Monday, March 31, 2008
We went to Vietnam in March 2007. I remember this because I celebrated my 28th birthday on the final day of the trip. Strange to think that its been a year. Damn. The INSEAD crew for Vietnam was big because it was the break between P1 and P2. I'm not sure exactly how many we had but we had over 30. Either that or 15 really fat people. (I'm looking at you, you fat Spaniard you)
We arrive in Hanoi and like all good travelers we exchanged our cash for the local currency which was - I am not making this up - the Dong. Apart from the name the Dong really is funny money. At current exchange rates 16,000 Dong equals 1 dollar. For $62 you too can be a millionaire.
We chartered a junk boat to do a 2 night cruise around the renown Halong bay. It is a channel of green topped islands of exquisite beauty. Floating about the bay feels like how you'd imagine going through the Bermuda triangle. You wade through dense fog on top of translucent turquoise water and out of nowhere jagged volcanic rocks come into sight. This is where Loch Ness or fire-breathing dragons call home. Certainly not any place you'd recognize on earth.
Nightfall. Although INSEAD students weren't the only guests on the boat, with 30 people we had the most solid contingent on the deck. Using our 51% stake the Business school students took control of the boat and the boat became a booze cruise. We played cards, drank, and became kids watching the night sky snuggling under warm blankets. No cell phones, no computers, no distractions. Just the company of friends from all over the world.
We traveled to Hanoi. The Vietnamese landscape outside Hanoi city is sparse, wet and green. Tall narrow houses built in french colonial fashion rise systematically like palm trees on a California Boulevard. Mopeds are ubiquitous on the highways. We see one industrious Vietnamese man with 4 live pigs rope tied to the back of his 50cc bike.
Hanoi is an amazing city. I've been to developing nations before. There's no politically correct way for me to write this. People in developing nations are poor and they live in filth. Vietnam is the same, however what astonished me was how optimistic everyone was. I've been to a lot of 3rd world countries before, and although people are nice you get the sense that people are resigned to live their lives in this manner forever. 11pm in Hanoi anywhere you go you hear cars and mopeds honking their horns. Shops are open and trading. The city is alive with the sounds of night market merchants calling in customers and young Vietnamese drinking beer eating BBQ prawns on the street. This is not just the case in the affluent center of town but in the outskirts as well where they don't even have electricity. They do business in the dim of candle-light.

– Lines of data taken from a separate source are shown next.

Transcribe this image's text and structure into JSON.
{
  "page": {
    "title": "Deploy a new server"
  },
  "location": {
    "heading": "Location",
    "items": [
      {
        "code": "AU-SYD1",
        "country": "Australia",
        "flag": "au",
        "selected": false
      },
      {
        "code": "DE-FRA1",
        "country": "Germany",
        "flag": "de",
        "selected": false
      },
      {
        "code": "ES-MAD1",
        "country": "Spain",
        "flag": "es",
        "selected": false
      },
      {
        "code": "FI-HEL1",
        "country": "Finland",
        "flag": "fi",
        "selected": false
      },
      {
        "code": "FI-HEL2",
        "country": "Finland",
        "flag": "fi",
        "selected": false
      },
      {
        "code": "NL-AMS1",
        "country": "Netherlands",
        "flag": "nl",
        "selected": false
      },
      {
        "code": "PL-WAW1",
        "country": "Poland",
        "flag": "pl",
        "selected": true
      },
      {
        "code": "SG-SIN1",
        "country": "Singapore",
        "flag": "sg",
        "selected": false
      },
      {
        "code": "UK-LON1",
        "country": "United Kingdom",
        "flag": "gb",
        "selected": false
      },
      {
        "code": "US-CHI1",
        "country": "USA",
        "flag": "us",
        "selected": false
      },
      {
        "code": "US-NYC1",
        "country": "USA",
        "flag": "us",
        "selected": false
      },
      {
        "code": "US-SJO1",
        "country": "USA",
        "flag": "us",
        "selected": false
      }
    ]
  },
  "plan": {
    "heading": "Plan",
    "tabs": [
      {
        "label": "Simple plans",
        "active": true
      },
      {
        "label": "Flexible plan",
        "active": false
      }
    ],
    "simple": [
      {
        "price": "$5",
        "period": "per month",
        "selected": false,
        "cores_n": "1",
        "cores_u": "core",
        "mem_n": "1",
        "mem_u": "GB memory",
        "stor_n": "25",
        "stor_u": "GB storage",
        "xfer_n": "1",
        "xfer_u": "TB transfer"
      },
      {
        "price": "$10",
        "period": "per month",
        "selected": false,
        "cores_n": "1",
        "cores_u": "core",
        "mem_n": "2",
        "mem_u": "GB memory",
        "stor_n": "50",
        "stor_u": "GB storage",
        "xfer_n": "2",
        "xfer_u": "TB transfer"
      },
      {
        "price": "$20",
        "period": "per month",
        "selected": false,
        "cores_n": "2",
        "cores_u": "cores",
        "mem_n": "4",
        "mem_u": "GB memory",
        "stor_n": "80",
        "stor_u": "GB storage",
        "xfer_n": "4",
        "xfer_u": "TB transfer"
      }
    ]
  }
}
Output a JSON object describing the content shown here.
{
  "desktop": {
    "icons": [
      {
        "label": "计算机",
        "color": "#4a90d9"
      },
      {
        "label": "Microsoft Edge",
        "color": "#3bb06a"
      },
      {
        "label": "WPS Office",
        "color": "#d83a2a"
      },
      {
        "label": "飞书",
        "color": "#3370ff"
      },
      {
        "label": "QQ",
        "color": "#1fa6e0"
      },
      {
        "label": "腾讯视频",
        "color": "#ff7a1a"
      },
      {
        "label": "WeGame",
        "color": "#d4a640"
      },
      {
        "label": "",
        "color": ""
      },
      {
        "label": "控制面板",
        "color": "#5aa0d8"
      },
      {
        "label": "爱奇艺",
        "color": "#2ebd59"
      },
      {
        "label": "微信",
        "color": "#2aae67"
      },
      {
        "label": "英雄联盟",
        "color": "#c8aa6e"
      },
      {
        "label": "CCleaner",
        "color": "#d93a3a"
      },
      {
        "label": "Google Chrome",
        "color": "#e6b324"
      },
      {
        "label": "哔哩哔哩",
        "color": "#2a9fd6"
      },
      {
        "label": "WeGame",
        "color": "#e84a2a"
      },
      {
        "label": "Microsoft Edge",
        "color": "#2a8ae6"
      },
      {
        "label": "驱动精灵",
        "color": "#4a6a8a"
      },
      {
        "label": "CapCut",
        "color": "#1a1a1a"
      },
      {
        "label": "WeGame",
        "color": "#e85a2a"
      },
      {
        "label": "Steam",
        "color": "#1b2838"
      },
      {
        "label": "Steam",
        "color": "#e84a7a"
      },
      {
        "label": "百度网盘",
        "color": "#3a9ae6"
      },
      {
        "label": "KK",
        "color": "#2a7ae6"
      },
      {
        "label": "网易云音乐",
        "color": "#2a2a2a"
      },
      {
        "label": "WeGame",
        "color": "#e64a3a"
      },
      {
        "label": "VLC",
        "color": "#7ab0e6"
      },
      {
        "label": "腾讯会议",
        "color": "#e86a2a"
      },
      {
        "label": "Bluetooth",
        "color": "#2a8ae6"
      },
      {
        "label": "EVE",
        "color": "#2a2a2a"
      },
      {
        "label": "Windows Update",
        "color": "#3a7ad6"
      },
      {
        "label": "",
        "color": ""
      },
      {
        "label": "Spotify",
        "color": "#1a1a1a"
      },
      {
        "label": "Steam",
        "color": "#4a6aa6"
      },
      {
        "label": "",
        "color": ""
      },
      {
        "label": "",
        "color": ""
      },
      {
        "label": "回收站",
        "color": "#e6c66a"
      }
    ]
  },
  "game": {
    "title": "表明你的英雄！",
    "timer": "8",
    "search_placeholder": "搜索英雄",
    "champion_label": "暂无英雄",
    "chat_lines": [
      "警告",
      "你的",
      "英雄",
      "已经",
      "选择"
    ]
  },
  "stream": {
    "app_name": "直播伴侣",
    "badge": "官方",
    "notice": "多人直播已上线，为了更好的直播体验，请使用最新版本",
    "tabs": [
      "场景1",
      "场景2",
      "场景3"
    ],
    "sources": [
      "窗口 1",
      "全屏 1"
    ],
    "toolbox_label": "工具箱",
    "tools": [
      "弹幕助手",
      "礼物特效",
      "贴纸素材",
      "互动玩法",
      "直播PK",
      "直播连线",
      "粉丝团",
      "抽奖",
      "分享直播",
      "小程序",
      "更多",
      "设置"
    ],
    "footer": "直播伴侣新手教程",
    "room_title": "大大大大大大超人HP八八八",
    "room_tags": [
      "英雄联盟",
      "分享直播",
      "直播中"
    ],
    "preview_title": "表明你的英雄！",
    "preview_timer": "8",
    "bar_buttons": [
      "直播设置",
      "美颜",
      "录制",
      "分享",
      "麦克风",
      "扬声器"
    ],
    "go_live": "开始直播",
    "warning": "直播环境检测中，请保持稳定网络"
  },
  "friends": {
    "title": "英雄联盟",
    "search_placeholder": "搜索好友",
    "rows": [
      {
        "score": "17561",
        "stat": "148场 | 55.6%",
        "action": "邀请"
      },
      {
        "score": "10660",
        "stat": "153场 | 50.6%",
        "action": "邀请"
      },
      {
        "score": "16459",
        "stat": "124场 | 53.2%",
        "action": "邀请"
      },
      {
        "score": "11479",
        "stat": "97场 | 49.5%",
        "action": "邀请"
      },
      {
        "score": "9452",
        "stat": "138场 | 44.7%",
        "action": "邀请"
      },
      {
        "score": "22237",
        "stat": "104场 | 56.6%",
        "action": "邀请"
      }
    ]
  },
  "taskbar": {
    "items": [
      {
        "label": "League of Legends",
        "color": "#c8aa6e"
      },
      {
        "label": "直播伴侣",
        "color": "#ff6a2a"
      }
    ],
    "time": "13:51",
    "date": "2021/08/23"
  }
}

It is as if the Vietnamese are saying "we are poor today, but this is just a temporary setback". When I was growing up, my father would tell me stories about post-war Tokyo and the sentiment of the time which led to the Japanese economic miracle. Hanoi is how I envisioned my father's stories. I wonder what Vietnam will look like in the future? I wonder if I will recognize it.
Posted by mundanelunacy at 4:22 AM